It begins in the primeval forests (of upstate New York), where a tribe of “mud people” goes about their business of gathering narcotic leaves, kidnapping females from other tribes, and forced ritual lovemaking with the high priestess. These scenes are all silent, with explanatory intertitles and an eerie soundtrack of jungle drums, pan flutes, and bird calls, heavy on the reverb. Following the mysterious appearance of a croquet ball, the tribe makes its way to an abandoned manor house, explores, and after licking a few portraits on the walls, put on the clothes they find in the wardrobe (sometimes getting the genders wrong). Flash forward, and suddenly we’re in color and the cast is speaking English—although dialogue is often fancifully absurd and scarcely more illuminating than the grunts of the mud tribe. (The funniest bit in the whole movie is the ersatz-Broadway musical number”Steppin’ on a Spaniel,” with lyrics like “Close your eyes and give those guys a big smooch, right now/As you’re jumpin’ up and down and steppin’ on a pooch, bow wow!”) They throw a dinner party, complete with gossip and scheming and affairs.
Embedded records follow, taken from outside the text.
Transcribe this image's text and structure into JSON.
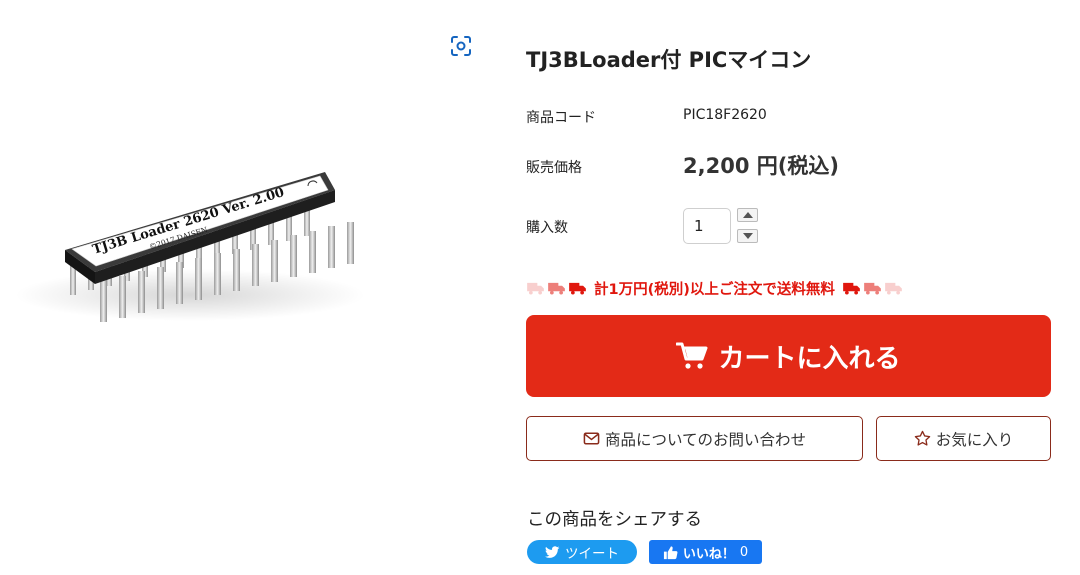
{
  "product": {
    "title": "TJ3BLoader付 PICマイコン",
    "image": {
      "label_line1": "TJ3B Loader 2620 Ver. 2.00",
      "label_line2": "©2017 DAISEN"
    }
  },
  "details": {
    "code_label": "商品コード",
    "code_value": "PIC18F2620",
    "price_label": "販売価格",
    "price_value": "2,200 円(税込)",
    "quantity_label": "購入数",
    "quantity_value": "1"
  },
  "shipping_notice": {
    "text": "計1万円(税別)以上ご注文で送料無料",
    "accent_color": "#e0170e"
  },
  "actions": {
    "add_to_cart": "カートに入れる",
    "inquiry": "商品についてのお問い合わせ",
    "favorite": "お気に入り",
    "cart_color": "#e32a17"
  },
  "share": {
    "title": "この商品をシェアする",
    "tweet_label": "ツイート",
    "like_label": "いいね！",
    "like_count": "0"
  },
  "icons": {
    "zoom": "zoom-scan-icon",
    "truck": "truck-icon",
    "cart": "cart-icon",
    "mail": "envelope-icon",
    "star": "star-outline-icon",
    "twitter": "twitter-bird-icon",
    "like": "thumbs-up-icon"
  }
}
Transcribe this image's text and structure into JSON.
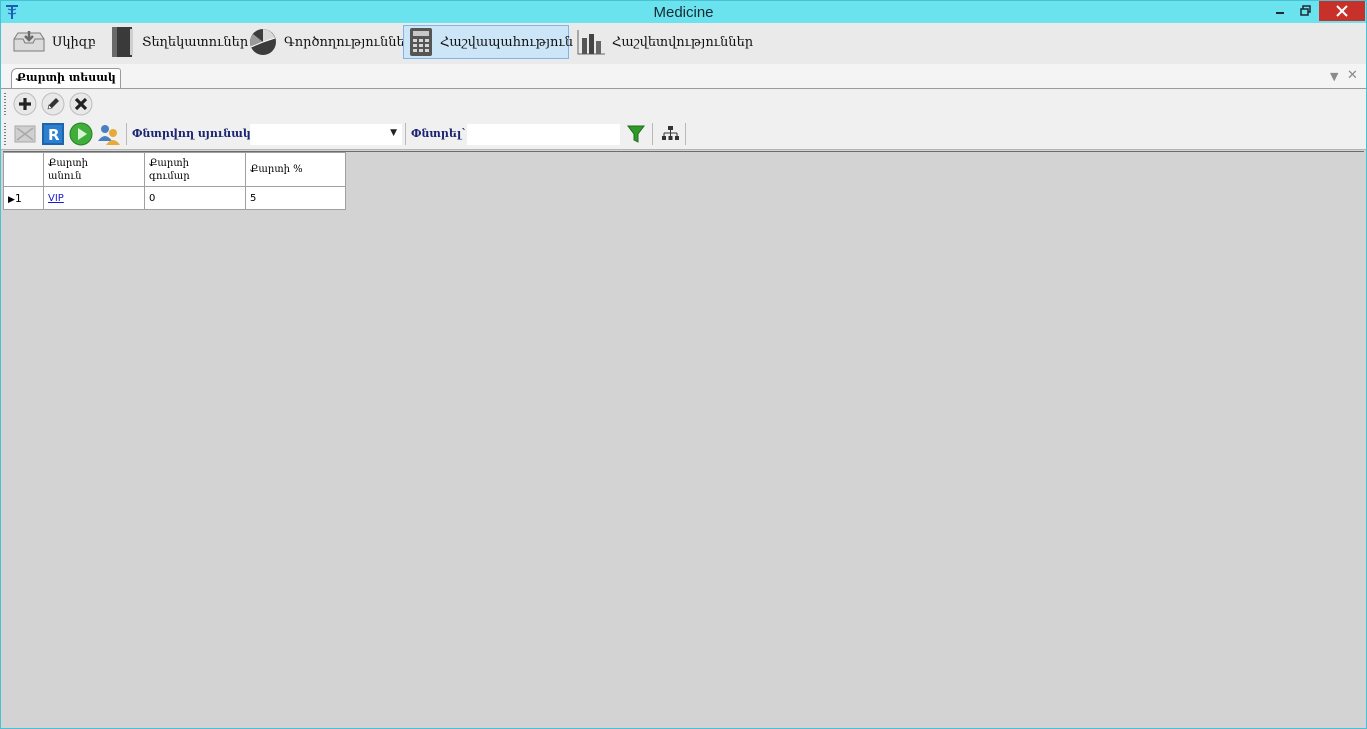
{
  "window": {
    "title": "Medicine",
    "accent_color": "#6ae3ee",
    "close_color": "#c7312a"
  },
  "menu": {
    "items": [
      {
        "label": "Սկիզբ",
        "icon": "home-tray-icon"
      },
      {
        "label": "Տեղեկատուներ",
        "icon": "book-icon"
      },
      {
        "label": "Գործողություններ",
        "icon": "pie-chart-icon"
      },
      {
        "label": "Հաշվապահություն",
        "icon": "calculator-icon",
        "active": true
      },
      {
        "label": "Հաշվետվություններ",
        "icon": "bar-chart-icon"
      }
    ]
  },
  "tabs": [
    {
      "label": "Քարտի տեսակ",
      "active": true
    }
  ],
  "toolbar1": {
    "buttons": [
      "add-icon",
      "edit-icon",
      "delete-icon"
    ]
  },
  "toolbar2": {
    "search_column_label": "Փնտրվող սյունակ`",
    "search_column_value": "",
    "search_label": "Փնտրել`",
    "search_value": ""
  },
  "grid": {
    "columns": [
      "Քարտի\nանուն",
      "Քարտի\nգումար",
      "Քարտի %"
    ],
    "rows": [
      {
        "index": "1",
        "cells": [
          "VIP",
          "0",
          "5"
        ]
      }
    ]
  }
}
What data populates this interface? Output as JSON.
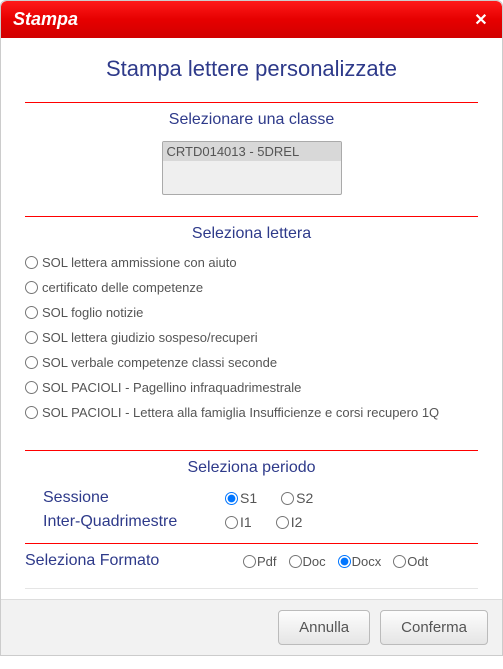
{
  "dialog": {
    "title": "Stampa",
    "main_heading": "Stampa lettere personalizzate"
  },
  "section_class": {
    "title": "Selezionare una classe",
    "options": [
      "CRTD014013 - 5DREL"
    ]
  },
  "section_letter": {
    "title": "Seleziona lettera",
    "items": [
      "SOL lettera ammissione con aiuto",
      "certificato delle competenze",
      "SOL foglio notizie",
      "SOL lettera giudizio sospeso/recuperi",
      "SOL verbale competenze classi seconde",
      "SOL PACIOLI - Pagellino infraquadrimestrale",
      "SOL PACIOLI - Lettera alla famiglia Insufficienze e corsi recupero 1Q"
    ]
  },
  "section_period": {
    "title": "Seleziona periodo",
    "rows": [
      {
        "label": "Sessione",
        "opt1": "S1",
        "opt2": "S2",
        "selected": "S1"
      },
      {
        "label": "Inter-Quadrimestre",
        "opt1": "I1",
        "opt2": "I2",
        "selected": ""
      }
    ]
  },
  "section_format": {
    "label": "Seleziona Formato",
    "options": [
      "Pdf",
      "Doc",
      "Docx",
      "Odt"
    ],
    "selected": "Docx"
  },
  "buttons": {
    "cancel": "Annulla",
    "confirm": "Conferma"
  }
}
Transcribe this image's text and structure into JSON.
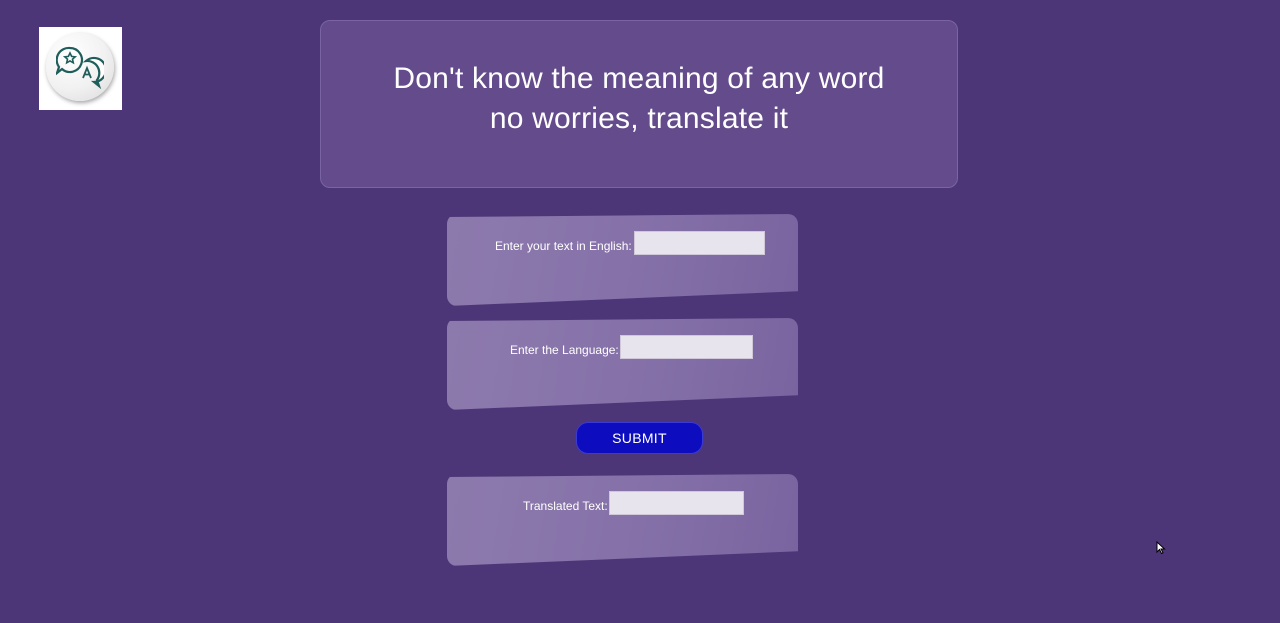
{
  "logo": {
    "icon": "translate-icon"
  },
  "hero": {
    "line1": "Don't know the meaning of any word",
    "line2": "no worries, translate it"
  },
  "form": {
    "english_text": {
      "label": "Enter your text in English:",
      "value": ""
    },
    "language": {
      "label": "Enter the Language:",
      "value": ""
    },
    "submit_label": "SUBMIT",
    "translated": {
      "label": "Translated Text:",
      "value": ""
    }
  },
  "colors": {
    "background": "#4d3677",
    "hero_panel": "#634b8c",
    "card": "#8571a8",
    "submit_button": "#0d0dbf"
  }
}
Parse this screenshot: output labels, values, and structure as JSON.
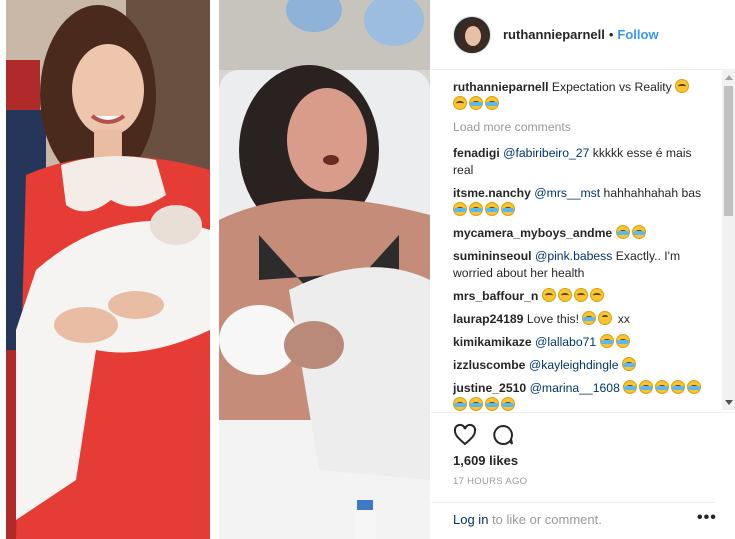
{
  "post": {
    "username": "ruthannieparnell",
    "separator": "•",
    "follow_label": "Follow",
    "caption_text": "Expectation vs Reality",
    "load_more_label": "Load more comments",
    "likes": "1,609 likes",
    "timestamp": "17 HOURS AGO",
    "login_link": "Log in",
    "login_suffix": " to like or comment.",
    "more_label": "•••"
  },
  "comments": [
    {
      "user": "fenadigi",
      "mention": "@fabiribeiro_27",
      "text": " kkkkk esse é mais real",
      "emojis": []
    },
    {
      "user": "itsme.nanchy",
      "mention": "@mrs__mst",
      "text": " hahhahhahah bas ",
      "emojis": [
        "tears",
        "tears",
        "tears",
        "tears"
      ]
    },
    {
      "user": "mycamera_myboys_andme",
      "mention": "",
      "text": "",
      "emojis": [
        "tears",
        "tears"
      ]
    },
    {
      "user": "sumininseoul",
      "mention": "@pink.babess",
      "text": " Exactly.. I'm worried about her health",
      "emojis": []
    },
    {
      "user": "mrs_baffour_n",
      "mention": "",
      "text": "",
      "emojis": [
        "hand",
        "hand",
        "hand",
        "hand"
      ]
    },
    {
      "user": "laurap24189",
      "mention": "",
      "text": "Love this! ",
      "emojis": [
        "tears",
        "kiss"
      ],
      "suffix": " xx"
    },
    {
      "user": "kimikamikaze",
      "mention": "@lallabo71",
      "text": " ",
      "emojis": [
        "tears",
        "tears"
      ]
    },
    {
      "user": "izzluscombe",
      "mention": "@kayleighdingle",
      "text": " ",
      "emojis": [
        "tears"
      ]
    },
    {
      "user": "justine_2510",
      "mention": "@marina__1608",
      "text": " ",
      "emojis": [
        "tears",
        "tears",
        "tears",
        "tears",
        "tears",
        "tears",
        "tears",
        "tears",
        "tears"
      ]
    }
  ],
  "icons": {
    "heart": "heart-icon",
    "comment": "comment-icon"
  },
  "colors": {
    "link": "#3897f0",
    "mention": "#003569",
    "muted": "#999999",
    "dress": "#e53c35"
  }
}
They drink too much after dinner, and take drugs, and have sex, and gradually their little society breaks down, until they all pour out onto the lawn at dawn, whacking drunkenly at croquet balls before shedding their clothes and meandering back into the forest to start anew.

Merchant/Ivory here mock the same species of bourgeois drawing room manners they will later romanticize in their Oscar-nominated features. Civilization is a farce; the tribespeople play the same social roles as they did in the jungle, but now with a veneer of sophistication. The enslaved woman serves as maid to the others, a young warrior becomes a bully, and the couple who were always shamelessly humping in the forest are now slipping away every chance they get for illicit assignations. Civilization is presented as a cyclical proposition, rising and then declining back into savagery (as things get turbulent near the end, we are tempted to place a pin in the timeline with a marker reading “you are here.”) It’s all very abstract, but there’s a recurring theme of imitation: the intellectual character is obsessed with an architectural model in the drawing room and how it recreates reality, only smaller, while the limping man tells a story but is unable to answer questions about it because he has merely memorized a book entry verbatim. The savages act out the manners of the civilized without understanding the purpose behind the traditions they carry out.

If there’s one big complaint with Savages, it’s that the scenario drags on far too long. The early reels, in the forest primeval, are the most interesting; a conscientious editor could have cut the rest down by fifteen minutes or even a half hour without doing any damage to the overall effect.

The film was made specifically to take advantage of an abandoned manor house location; Ivory thought up the savagery-to-civilization scenario and then hired a couple of writers (New Yorker essayist George W. S. Trow and National Lampoon‘s Michael O’Donoghue) to pen a script (which was still unfinished by the time the cameras started rolling). The Criterion Collection released Savages as part of their Merchant/Ivory collection. The disc includes an interview with the producer and director alongside the pair’s 1972 BBC documentary The Adventures of a Brown Man in Search of Civilization.

WHAT THE CRITICS SAY:

“No wit, no thought, no surrealist flair, just vacuous decoration.”–Time Out London

(This movie was nominated for review by Brian, who explained “Don’t be put off by its Merchant/Ivory parentage; this was quite early in their career and one of the main brains behind it was the late weird Michael O’Donoghue, the famed Mr. Mike of National Lampoon and Saturday Night Live fame.” Suggest a weird movie of your own here.)